Parts of Middlesex were absorbed into London in 1889 (Inner London), and some in 1965 (Outer London). Depending on the specific location and the year being investigated it may be necessary to check London records as well as those of Middlesex.

  • See under "Middlesex" for key information about the jurisdictions and records of Middlesex, plus links to indexes, reference aids and Family History Library holdings.
  • The London Metropolitan Archives (40 Northampton Road, Clerkenwell, London EC1R 0HB) holds records relating to the whole of Greater London. Ancestry (subscription necessary) has produced transcriptions and provides images of lists of baptisms, marriages, and burials in churches across Greater London. These lists start in 1813 and stretch into the 20th century.
  • The Victoria History of the County of Middlesex is a series of volumes available online through British History Online. The volumes were written over the past hundred or so years by a number of authors and cover various sections of Middlesex. A list of the volumes and what each contains can be found under the source Victoria History of the County of Middlesex
  • GENUKI has a long list of websites and archive holders in addition to London Metropolitan Archives above. (The list from GENUKI is not maintained so well that there is never a dead link in it. However, it is often worth googling the title given on the page just in case the contributor has reorganized their website.)
  • GENUKI has a separate page for Middlesex references.
  • GENUKI also has a list of the Archives and Local Studies Libraries for each of the boroughs of Greater London.
  • Registration Districts in Middlesex and Registration Districts in London, are lists of the registration districts used for civil registration (births, marriages and deaths, as well as the censuses). There are linked supporting lists of the parishes which made up each registration district, the dates of formation and abolition of the districts, the General Register Office numbers, and the local archive-holding place. This work has been carried out by Brett Langston under the agency of GENUKI (Genealogy United Kingdom and Ireland) and UKBMD - Births, Marriages, Deaths & Censuses on the Internet.

Surrey Research Tips


Administrative boundaries of the county of Surrey (Surrey History Centre. The centre has a website with a number of useful indexes--titheholders in various parishes, deaths at the county gaol, etc.)

Registration Districts

  • Registration Districts in Surrey from their introduction in 1837 to the present. By drilling down through the links you can follow any parish through the registration districts to which it was attached.

GENUKI provisions

The website GENUKI provides a very comprehensive list of reference sources for the County of Surrey. It includes:

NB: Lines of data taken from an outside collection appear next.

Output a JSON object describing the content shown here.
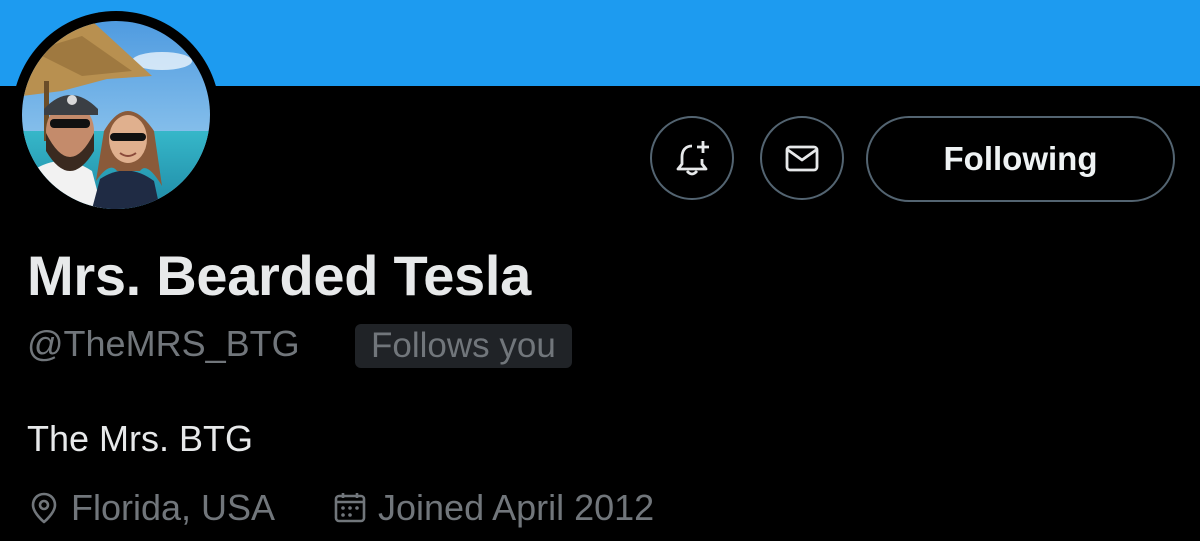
{
  "profile": {
    "display_name": "Mrs. Bearded Tesla",
    "handle": "@TheMRS_BTG",
    "follows_badge": "Follows you",
    "bio": "The Mrs. BTG",
    "location": "Florida, USA",
    "joined": "Joined April 2012"
  },
  "actions": {
    "following_label": "Following",
    "notify_icon": "bell-plus-icon",
    "message_icon": "envelope-icon"
  },
  "colors": {
    "banner": "#1d9bf0",
    "background": "#000000",
    "secondary_text": "#71767b",
    "border": "#536471"
  }
}
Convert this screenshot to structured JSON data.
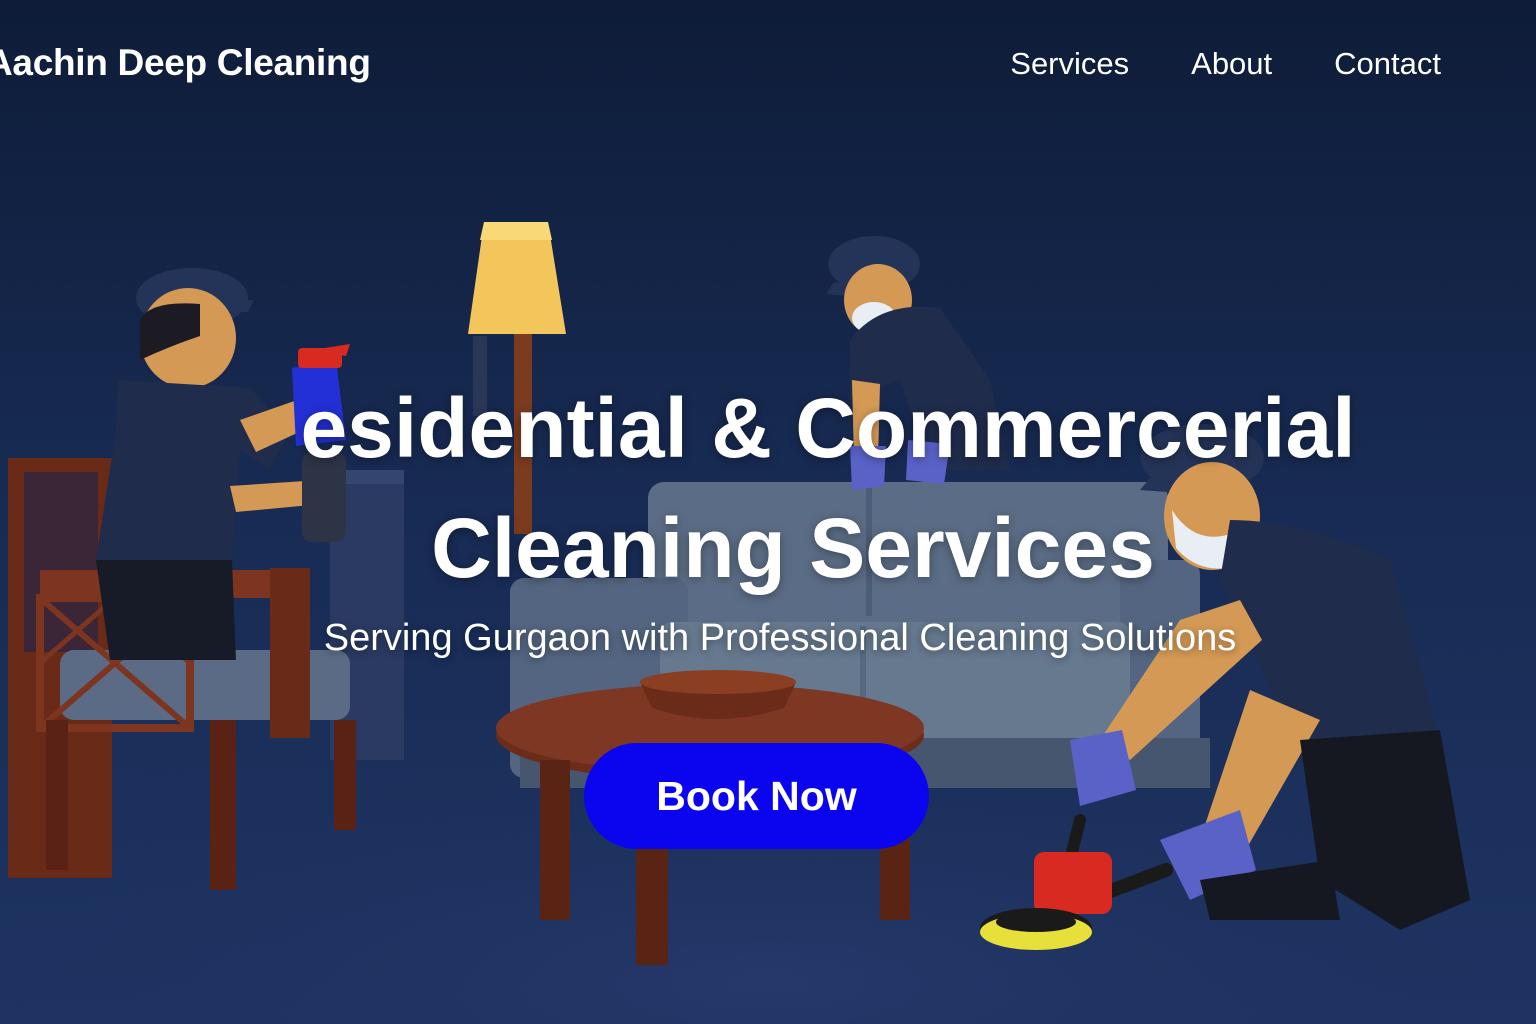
{
  "header": {
    "logo_text": "Aachin Deep Cleaning",
    "nav": [
      {
        "label": "Services"
      },
      {
        "label": "About"
      },
      {
        "label": "Contact"
      }
    ]
  },
  "hero": {
    "title_line1": "esidential & Commercerial",
    "title_line2": "Cleaning Services",
    "subtitle": "Serving Gurgaon with Professional Cleaning Solutions",
    "cta_label": "Book Now"
  },
  "colors": {
    "background": "#152850",
    "cta": "#0a05ee",
    "uniform": "#1c2a4a"
  }
}
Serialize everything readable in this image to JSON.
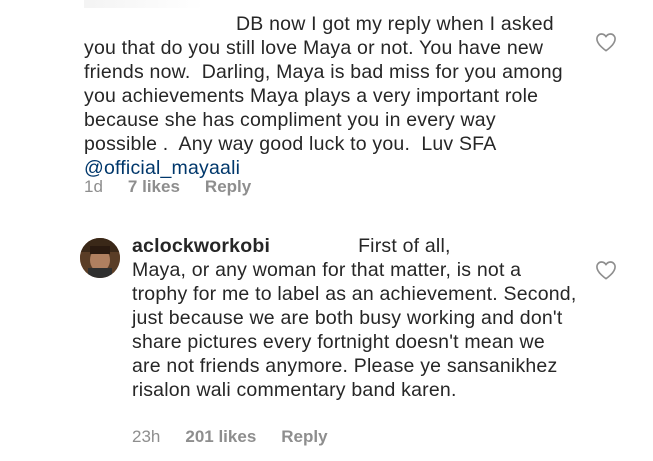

  • Archives and Libraries
  • Church record availability for both Surrey and the former Surrey part of Greater London
  • 19th century descriptions of the ecclesiastical parishes
  • Lists of cemeteries
  • Local family history societies
  • A list of historic maps online

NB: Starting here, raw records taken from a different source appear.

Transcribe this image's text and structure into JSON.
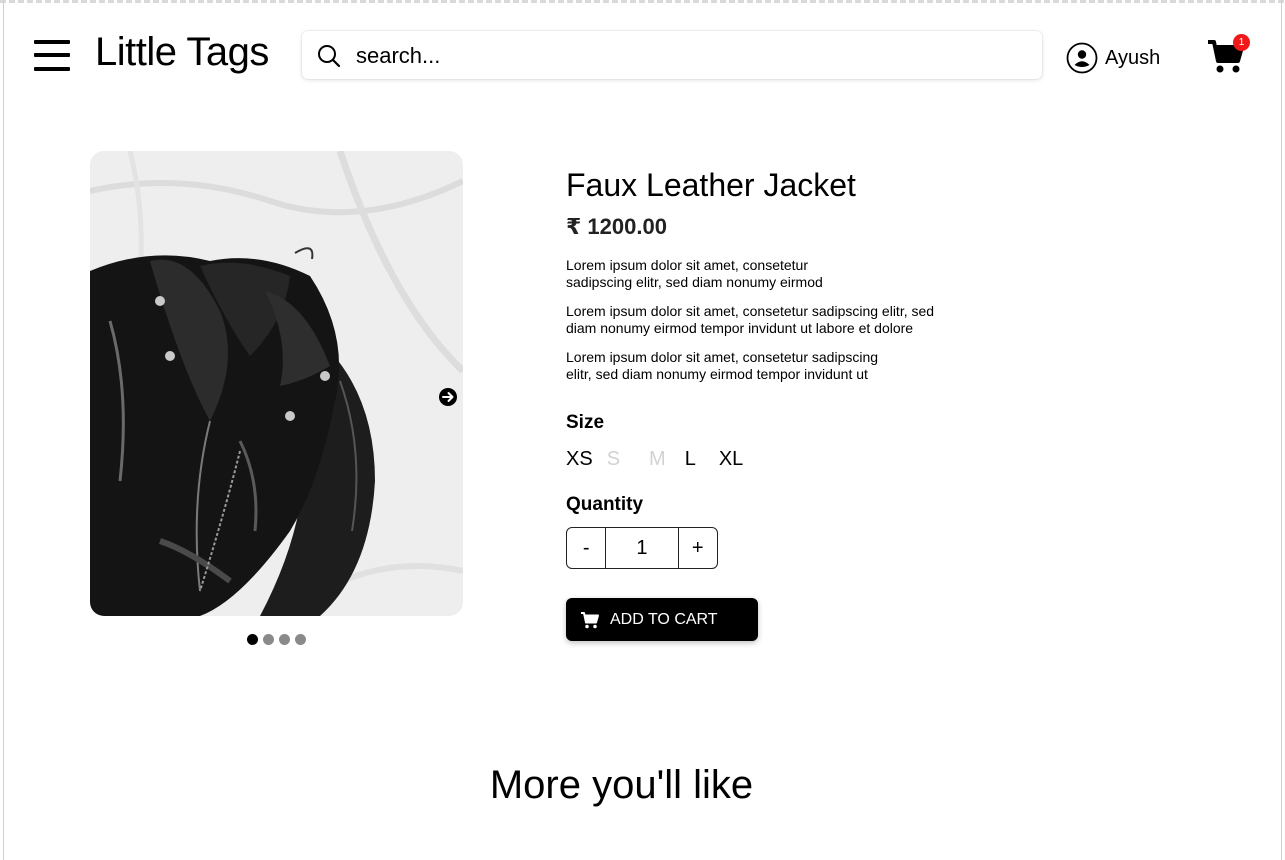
{
  "header": {
    "brand": "Little Tags",
    "search_placeholder": "search...",
    "user_name": "Ayush",
    "cart_count": "1"
  },
  "gallery": {
    "image_alt": "Black faux leather jacket on white sheet",
    "active_index": 0,
    "slide_count": 4
  },
  "product": {
    "title": "Faux Leather Jacket",
    "price": "₹ 1200.00",
    "descriptions": [
      "Lorem ipsum dolor sit amet, consetetur sadipscing elitr, sed diam nonumy eirmod",
      "Lorem ipsum dolor sit amet, consetetur sadipscing elitr, sed diam nonumy eirmod tempor invidunt ut labore et dolore",
      "Lorem ipsum dolor sit amet, consetetur sadipscing elitr, sed diam nonumy eirmod tempor invidunt ut"
    ],
    "size_label": "Size",
    "sizes": [
      {
        "label": "XS",
        "available": true
      },
      {
        "label": "S",
        "available": false
      },
      {
        "label": "M",
        "available": false
      },
      {
        "label": "L",
        "available": true
      },
      {
        "label": "XL",
        "available": true
      }
    ],
    "quantity_label": "Quantity",
    "quantity": {
      "minus": "-",
      "value": "1",
      "plus": "+"
    },
    "add_to_cart": "ADD TO CART"
  },
  "recommendations": {
    "heading": "More you'll like"
  },
  "colors": {
    "badge": "#f01818",
    "button_bg": "#000000",
    "disabled_size": "#d2d2d2"
  }
}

  • The Victoria History of the County of Surrey is a series of three volumes available online through British History Online. The volumes were written over the past hundred or so years by a number of authors and cover various sections of Surrey. A list of the volumes and what each contains can be found under the source Victoria History of the County of Surrey. Both volumes 3 and 4 contain areas which are part of Greater London and parts of modern Surrey.
This page uses content from the English Wikipedia. The original content was at Shepperton. The list of authors can be seen in the page history. As with WeRelate, the content of Wikipedia is available under the Creative Commons Attribution/Share-Alike License.